In my youth I only admired brightly colored maples. I don’t think I am alone. When people talk about the New England fall and set off leaf peeping, it is the brilliance of the maples that they are looking for.
But even maples cannot be counted on to be consistently scarlet. Now that I am older, and spend so much time driving up and down Route 8A which winds through woodlands and along a stream, then onto Route 2, the famous scenic Mohawk Trail, I have become more appreciative and admiring of the other trees that are so common.
Golden poplar trees line the last bit of road leading to our house.
White barked birches scatter gold across the cerulean sky.
Dense burnished leaves of the young oaks glow in the afternoon sun along the roadside.
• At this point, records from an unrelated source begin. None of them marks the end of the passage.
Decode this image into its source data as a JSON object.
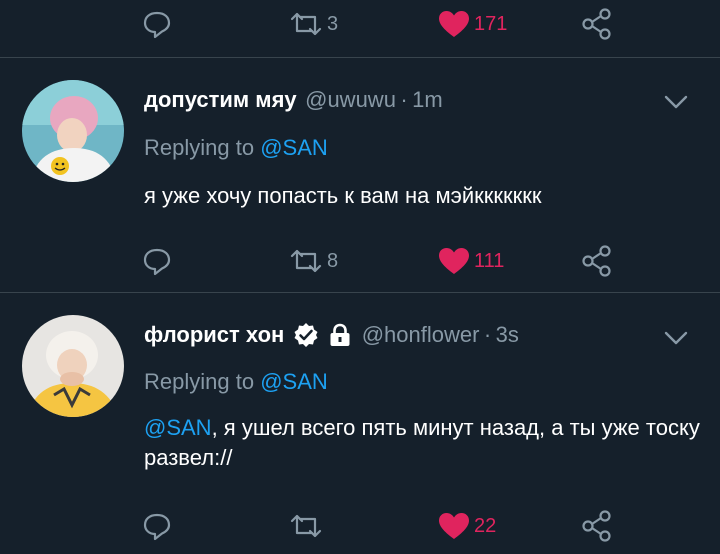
{
  "top_actions": {
    "retweet_count": "3",
    "like_count": "171"
  },
  "tweets": [
    {
      "display_name": "допустим мяу",
      "handle": "@uwuwu",
      "separator": "·",
      "time": "1m",
      "replying_prefix": "Replying to",
      "replying_to": "@SAN",
      "text": "я уже хочу попасть к вам на мэйккккккк",
      "retweet_count": "8",
      "like_count": "111"
    },
    {
      "display_name": "флорист хон",
      "handle": "@honflower",
      "separator": "·",
      "time": "3s",
      "replying_prefix": "Replying to",
      "replying_to": "@SAN",
      "text_mention": "@SAN",
      "text": ", я ушел всего пять минут назад, а ты уже тоску развел://",
      "like_count": "22"
    }
  ],
  "colors": {
    "background": "#15202b",
    "secondary_text": "#8899a6",
    "accent_blue": "#1da1f2",
    "like_red": "#e0245e",
    "divider": "#38444d"
  },
  "icons": [
    "reply-icon",
    "retweet-icon",
    "heart-icon",
    "share-icon",
    "chevron-down-icon",
    "verified-badge-icon",
    "lock-icon"
  ]
}
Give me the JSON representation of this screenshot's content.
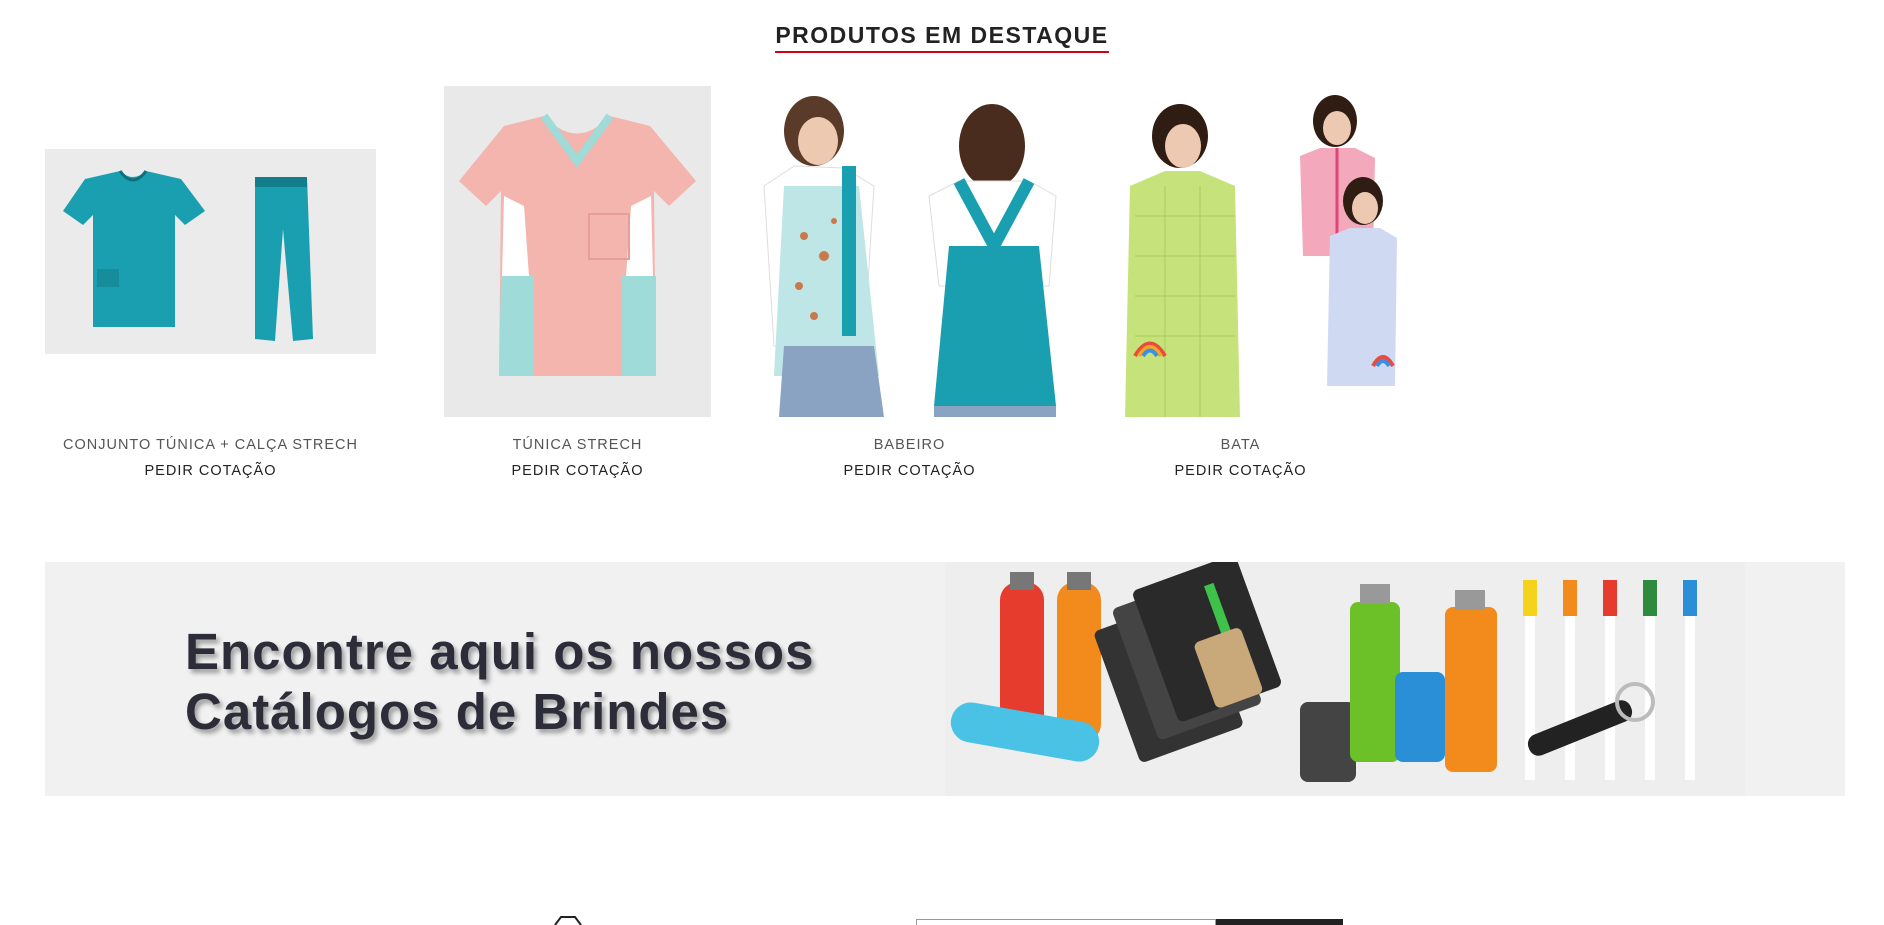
{
  "section": {
    "title": "PRODUTOS EM DESTAQUE"
  },
  "products": [
    {
      "name": "CONJUNTO TÚNICA + CALÇA STRECH",
      "cta": "PEDIR COTAÇÃO"
    },
    {
      "name": "TÚNICA STRECH",
      "cta": "PEDIR COTAÇÃO"
    },
    {
      "name": "BABEIRO",
      "cta": "PEDIR COTAÇÃO"
    },
    {
      "name": "BATA",
      "cta": "PEDIR COTAÇÃO"
    }
  ],
  "banner": {
    "line1": "Encontre aqui os nossos",
    "line2": "Catálogos de Brindes"
  },
  "colors": {
    "accent": "#d0021b",
    "teal": "#1a9fb0"
  }
}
Right in my own backyard I have brilliant blueberry foliage to enjoy
in its myriad shades.
Our woods are full of beech trees, but I’ve never hear anyone write an ode to the beech.
I have come to a special admiration of the beech and the progression of fall color. The summer green becomes striped with a sunny yellow. Then it seems those colors change places and the yellow leaves are touched with green. Soon the yellow is tinged with a lively brown before it turns a dry rustling brown. These two beeches growing right next to each other show how unpredictably the color changes.
An interesting aspect of the beech, especially young beech trees is that the leaves are not abscissed in the fall, which is to say, the leaves do not fall off the tree. In the spring the new leaf buds finally push the dead leaf off the branch. If you want to add a new word to your horticultural vocabulary, the term for this process ismarcescense.
Soon the trees will be bare, all the colors dimmed and blown away. Only the dreams of autumn will be left to me. Until next year.